• Your assignment:
Where a picture appears, leave it out, and print the rest of the records as they are.

• Entries taken from a collection:
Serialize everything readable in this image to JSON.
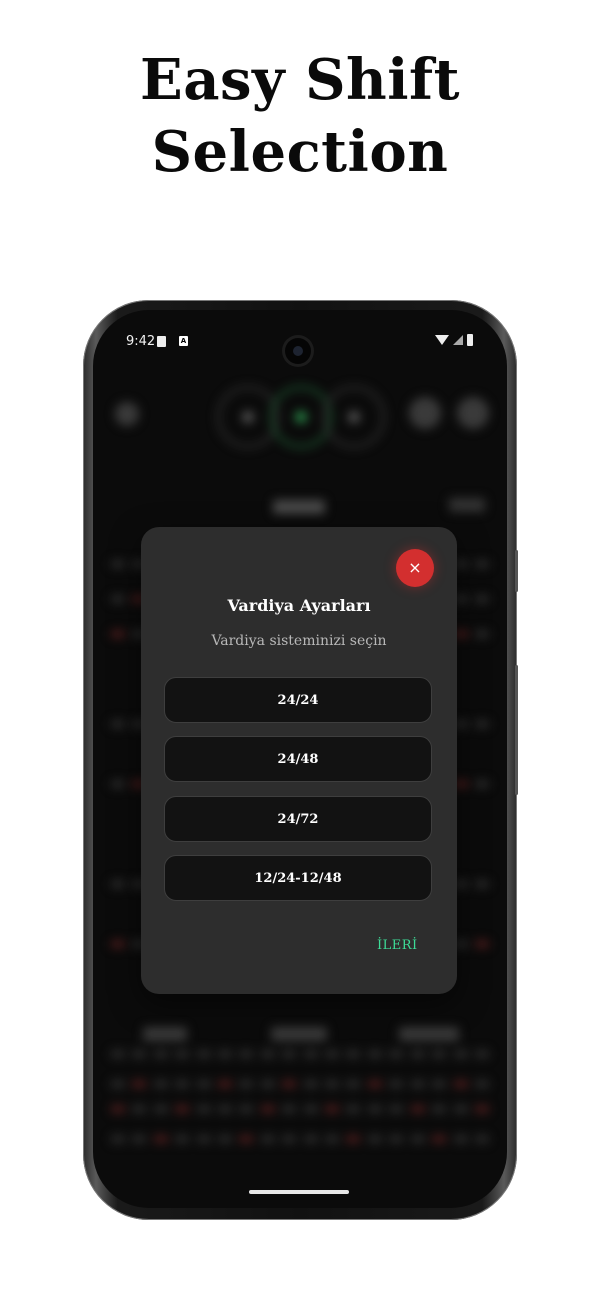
{
  "headline": {
    "line1": "Easy Shift",
    "line2": "Selection"
  },
  "status_bar": {
    "time": "9:42",
    "notification_badge": "A"
  },
  "dialog": {
    "title": "Vardiya Ayarları",
    "subtitle": "Vardiya sisteminizi seçin",
    "close_icon": "×",
    "options": [
      "24/24",
      "24/48",
      "24/72",
      "12/24-12/48"
    ],
    "next_label": "İLERİ"
  },
  "colors": {
    "accent_green": "#3ddc97",
    "close_red": "#d32f2f",
    "dialog_bg": "#2d2d2d",
    "option_bg": "#121212"
  }
}
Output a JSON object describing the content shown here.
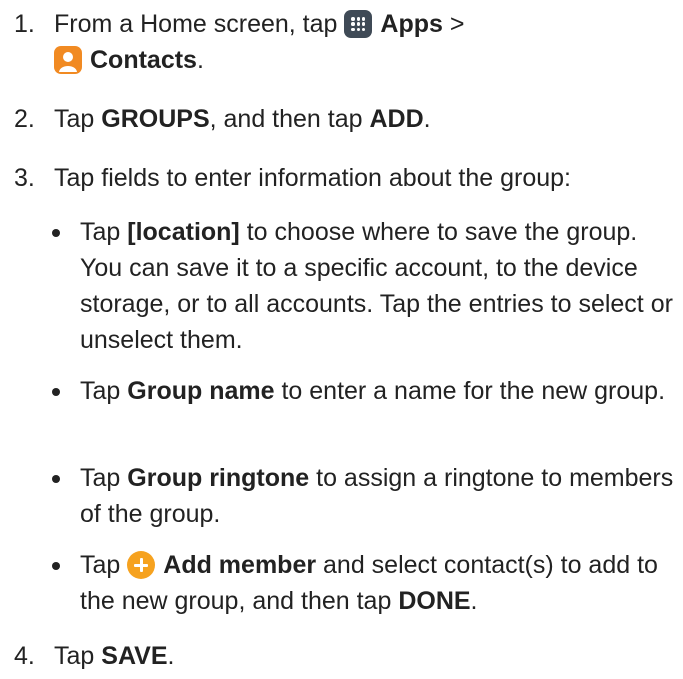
{
  "steps": [
    {
      "num": "1.",
      "t1": "From a Home screen, tap ",
      "b_apps": "Apps",
      "t2": " >",
      "b_contacts": "Contacts",
      "t3": "."
    },
    {
      "num": "2.",
      "t1": "Tap ",
      "b1": "GROUPS",
      "t2": ", and then tap ",
      "b2": "ADD",
      "t3": "."
    },
    {
      "num": "3.",
      "t1": "Tap fields to enter information about the group:"
    },
    {
      "num": "4.",
      "t1": "Tap ",
      "b1": "SAVE",
      "t2": "."
    }
  ],
  "bullets": [
    {
      "t1": "Tap ",
      "b1": "[location]",
      "t2": " to choose where to save the group. You can save it to a specific account, to the device storage, or to all accounts. Tap the entries to select or unselect them."
    },
    {
      "t1": "Tap ",
      "b1": "Group name",
      "t2": " to enter a name for the new group."
    },
    {
      "t1": "Tap ",
      "b1": "Group ringtone",
      "t2": " to assign a ringtone to members of the group."
    },
    {
      "t1": "Tap ",
      "b1": "Add member",
      "t2": " and select contact(s) to add to the new group, and then tap ",
      "b2": "DONE",
      "t3": "."
    }
  ],
  "icons": {
    "apps": "apps-grid-icon",
    "contacts": "contacts-person-icon",
    "add": "add-plus-icon"
  },
  "colors": {
    "apps_icon": "#3f4a56",
    "contacts_icon": "#f18a22",
    "add_icon": "#f6a21f"
  }
}
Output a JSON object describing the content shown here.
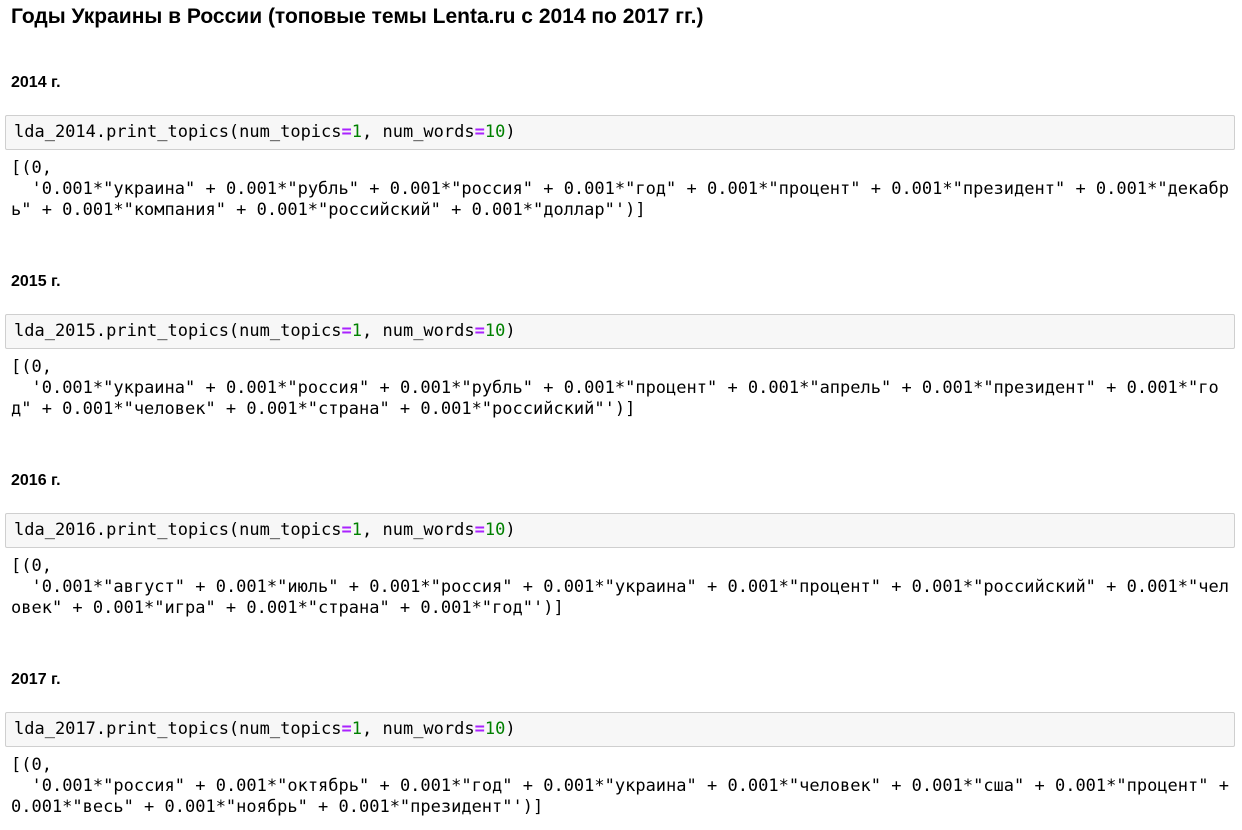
{
  "page": {
    "title": "Годы Украины в России (топовые темы Lenta.ru с 2014 по 2017 гг.)"
  },
  "colors": {
    "number_token": "#008000",
    "operator_token": "#aa22ff",
    "cell_background": "#f7f7f7",
    "cell_border": "#cfcfcf"
  },
  "sections": [
    {
      "heading": "2014 г.",
      "code": {
        "prefix": "lda_2014.print_topics(num_topics",
        "op1": "=",
        "num1": "1",
        "mid": ", num_words",
        "op2": "=",
        "num2": "10",
        "suffix": ")"
      },
      "output": "[(0,\n  '0.001*\"украина\" + 0.001*\"рубль\" + 0.001*\"россия\" + 0.001*\"год\" + 0.001*\"процент\" + 0.001*\"президент\" + 0.001*\"декабрь\" + 0.001*\"компания\" + 0.001*\"российский\" + 0.001*\"доллар\"')]"
    },
    {
      "heading": "2015 г.",
      "code": {
        "prefix": "lda_2015.print_topics(num_topics",
        "op1": "=",
        "num1": "1",
        "mid": ", num_words",
        "op2": "=",
        "num2": "10",
        "suffix": ")"
      },
      "output": "[(0,\n  '0.001*\"украина\" + 0.001*\"россия\" + 0.001*\"рубль\" + 0.001*\"процент\" + 0.001*\"апрель\" + 0.001*\"президент\" + 0.001*\"год\" + 0.001*\"человек\" + 0.001*\"страна\" + 0.001*\"российский\"')]"
    },
    {
      "heading": "2016 г.",
      "code": {
        "prefix": "lda_2016.print_topics(num_topics",
        "op1": "=",
        "num1": "1",
        "mid": ", num_words",
        "op2": "=",
        "num2": "10",
        "suffix": ")"
      },
      "output": "[(0,\n  '0.001*\"август\" + 0.001*\"июль\" + 0.001*\"россия\" + 0.001*\"украина\" + 0.001*\"процент\" + 0.001*\"российский\" + 0.001*\"человек\" + 0.001*\"игра\" + 0.001*\"страна\" + 0.001*\"год\"')]"
    },
    {
      "heading": "2017 г.",
      "code": {
        "prefix": "lda_2017.print_topics(num_topics",
        "op1": "=",
        "num1": "1",
        "mid": ", num_words",
        "op2": "=",
        "num2": "10",
        "suffix": ")"
      },
      "output": "[(0,\n  '0.001*\"россия\" + 0.001*\"октябрь\" + 0.001*\"год\" + 0.001*\"украина\" + 0.001*\"человек\" + 0.001*\"сша\" + 0.001*\"процент\" + 0.001*\"весь\" + 0.001*\"ноябрь\" + 0.001*\"президент\"')]"
    }
  ]
}
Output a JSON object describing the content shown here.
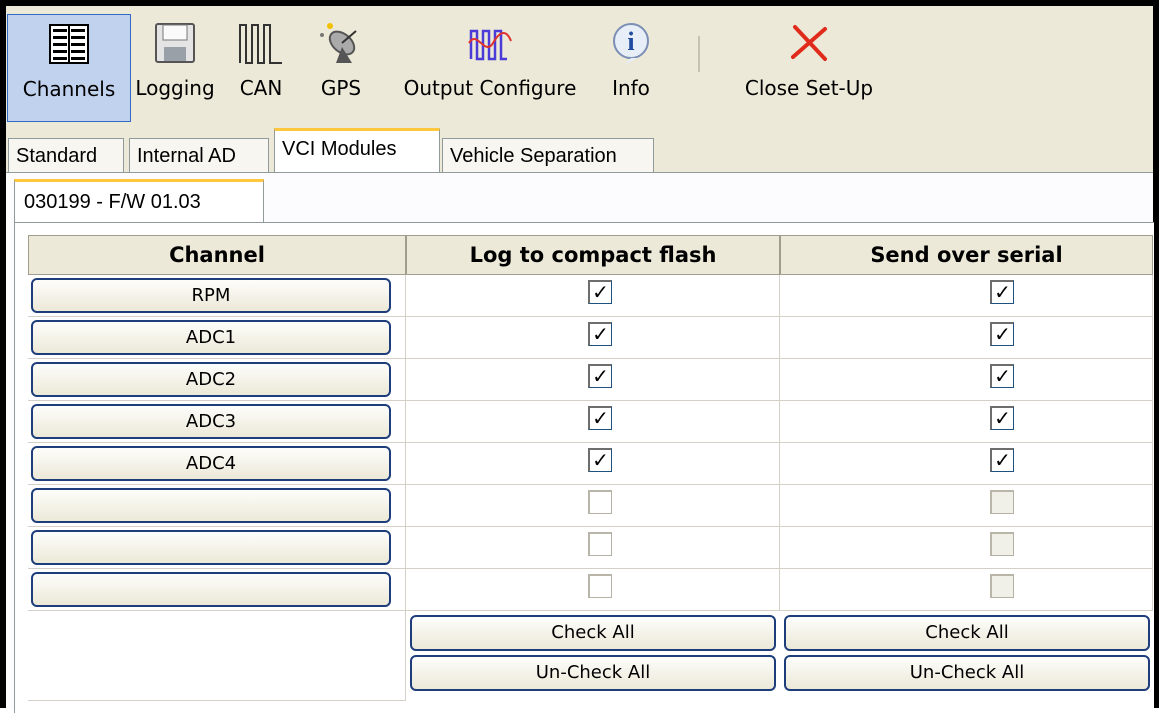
{
  "toolbar": {
    "channels": "Channels",
    "logging": "Logging",
    "can": "CAN",
    "gps": "GPS",
    "output_configure": "Output Configure",
    "info": "Info",
    "close_setup": "Close Set-Up"
  },
  "tabs": [
    "Standard",
    "Internal AD",
    "VCI Modules",
    "Vehicle Separation"
  ],
  "subtab": "030199 - F/W 01.03",
  "grid": {
    "headers": [
      "Channel",
      "Log to compact flash",
      "Send over serial"
    ],
    "rows": [
      {
        "channel": "RPM",
        "log": true,
        "serial": true
      },
      {
        "channel": "ADC1",
        "log": true,
        "serial": true
      },
      {
        "channel": "ADC2",
        "log": true,
        "serial": true
      },
      {
        "channel": "ADC3",
        "log": true,
        "serial": true
      },
      {
        "channel": "ADC4",
        "log": true,
        "serial": true
      },
      {
        "channel": "",
        "log": false,
        "serial": false
      },
      {
        "channel": "",
        "log": false,
        "serial": false
      },
      {
        "channel": "",
        "log": false,
        "serial": false
      }
    ],
    "check_all": "Check All",
    "uncheck_all": "Un-Check All"
  },
  "colors": {
    "toolbar_bg": "#ece9d8",
    "active_tab_accent": "#ffc83c",
    "button_border": "#1e3d7b"
  }
}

• Task response:
Serialize everything readable in this image to JSON.
{
  "headline": {
    "line1": "Easy Shift",
    "line2": "Selection"
  },
  "status_bar": {
    "time": "9:42",
    "notification_badge": "A"
  },
  "dialog": {
    "title": "Vardiya Ayarları",
    "subtitle": "Vardiya sisteminizi seçin",
    "close_icon": "×",
    "options": [
      "24/24",
      "24/48",
      "24/72",
      "12/24-12/48"
    ],
    "next_label": "İLERİ"
  },
  "colors": {
    "accent_green": "#3ddc97",
    "close_red": "#d32f2f",
    "dialog_bg": "#2d2d2d",
    "option_bg": "#121212"
  }
}
Output a JSON object describing the content shown here.
{
  "steps": [
    {
      "num": "1.",
      "t1": "From a Home screen, tap ",
      "b_apps": "Apps",
      "t2": " >",
      "b_contacts": "Contacts",
      "t3": "."
    },
    {
      "num": "2.",
      "t1": "Tap ",
      "b1": "GROUPS",
      "t2": ", and then tap ",
      "b2": "ADD",
      "t3": "."
    },
    {
      "num": "3.",
      "t1": "Tap fields to enter information about the group:"
    },
    {
      "num": "4.",
      "t1": "Tap ",
      "b1": "SAVE",
      "t2": "."
    }
  ],
  "bullets": [
    {
      "t1": "Tap ",
      "b1": "[location]",
      "t2": " to choose where to save the group. You can save it to a specific account, to the device storage, or to all accounts. Tap the entries to select or unselect them."
    },
    {
      "t1": "Tap ",
      "b1": "Group name",
      "t2": " to enter a name for the new group."
    },
    {
      "t1": "Tap ",
      "b1": "Group ringtone",
      "t2": " to assign a ringtone to members of the group."
    },
    {
      "t1": "Tap ",
      "b1": "Add member",
      "t2": " and select contact(s) to add to the new group, and then tap ",
      "b2": "DONE",
      "t3": "."
    }
  ],
  "icons": {
    "apps": "apps-grid-icon",
    "contacts": "contacts-person-icon",
    "add": "add-plus-icon"
  },
  "colors": {
    "apps_icon": "#3f4a56",
    "contacts_icon": "#f18a22",
    "add_icon": "#f6a21f"
  }
}
Output a JSON object describing the content shown here.
{
  "page": {
    "title": "Годы Украины в России (топовые темы Lenta.ru с 2014 по 2017 гг.)"
  },
  "colors": {
    "number_token": "#008000",
    "operator_token": "#aa22ff",
    "cell_background": "#f7f7f7",
    "cell_border": "#cfcfcf"
  },
  "sections": [
    {
      "heading": "2014 г.",
      "code": {
        "prefix": "lda_2014.print_topics(num_topics",
        "op1": "=",
        "num1": "1",
        "mid": ", num_words",
        "op2": "=",
        "num2": "10",
        "suffix": ")"
      },
      "output": "[(0,\n  '0.001*\"украина\" + 0.001*\"рубль\" + 0.001*\"россия\" + 0.001*\"год\" + 0.001*\"процент\" + 0.001*\"президент\" + 0.001*\"декабрь\" + 0.001*\"компания\" + 0.001*\"российский\" + 0.001*\"доллар\"')]"
    },
    {
      "heading": "2015 г.",
      "code": {
        "prefix": "lda_2015.print_topics(num_topics",
        "op1": "=",
        "num1": "1",
        "mid": ", num_words",
        "op2": "=",
        "num2": "10",
        "suffix": ")"
      },
      "output": "[(0,\n  '0.001*\"украина\" + 0.001*\"россия\" + 0.001*\"рубль\" + 0.001*\"процент\" + 0.001*\"апрель\" + 0.001*\"президент\" + 0.001*\"год\" + 0.001*\"человек\" + 0.001*\"страна\" + 0.001*\"российский\"')]"
    },
    {
      "heading": "2016 г.",
      "code": {
        "prefix": "lda_2016.print_topics(num_topics",
        "op1": "=",
        "num1": "1",
        "mid": ", num_words",
        "op2": "=",
        "num2": "10",
        "suffix": ")"
      },
      "output": "[(0,\n  '0.001*\"август\" + 0.001*\"июль\" + 0.001*\"россия\" + 0.001*\"украина\" + 0.001*\"процент\" + 0.001*\"российский\" + 0.001*\"человек\" + 0.001*\"игра\" + 0.001*\"страна\" + 0.001*\"год\"')]"
    },
    {
      "heading": "2017 г.",
      "code": {
        "prefix": "lda_2017.print_topics(num_topics",
        "op1": "=",
        "num1": "1",
        "mid": ", num_words",
        "op2": "=",
        "num2": "10",
        "suffix": ")"
      },
      "output": "[(0,\n  '0.001*\"россия\" + 0.001*\"октябрь\" + 0.001*\"год\" + 0.001*\"украина\" + 0.001*\"человек\" + 0.001*\"сша\" + 0.001*\"процент\" + 0.001*\"весь\" + 0.001*\"ноябрь\" + 0.001*\"президент\"')]"
    }
  ]
}
Output a JSON object describing the content shown here.
{
  "toolbar": {
    "channels": "Channels",
    "logging": "Logging",
    "can": "CAN",
    "gps": "GPS",
    "output_configure": "Output Configure",
    "info": "Info",
    "close_setup": "Close Set-Up"
  },
  "tabs": [
    "Standard",
    "Internal AD",
    "VCI Modules",
    "Vehicle Separation"
  ],
  "subtab": "030199 - F/W 01.03",
  "grid": {
    "headers": [
      "Channel",
      "Log to compact flash",
      "Send over serial"
    ],
    "rows": [
      {
        "channel": "RPM",
        "log": true,
        "serial": true
      },
      {
        "channel": "ADC1",
        "log": true,
        "serial": true
      },
      {
        "channel": "ADC2",
        "log": true,
        "serial": true
      },
      {
        "channel": "ADC3",
        "log": true,
        "serial": true
      },
      {
        "channel": "ADC4",
        "log": true,
        "serial": true
      },
      {
        "channel": "",
        "log": false,
        "serial": false
      },
      {
        "channel": "",
        "log": false,
        "serial": false
      },
      {
        "channel": "",
        "log": false,
        "serial": false
      }
    ],
    "check_all": "Check All",
    "uncheck_all": "Un-Check All"
  },
  "colors": {
    "toolbar_bg": "#ece9d8",
    "active_tab_accent": "#ffc83c",
    "button_border": "#1e3d7b"
  }
}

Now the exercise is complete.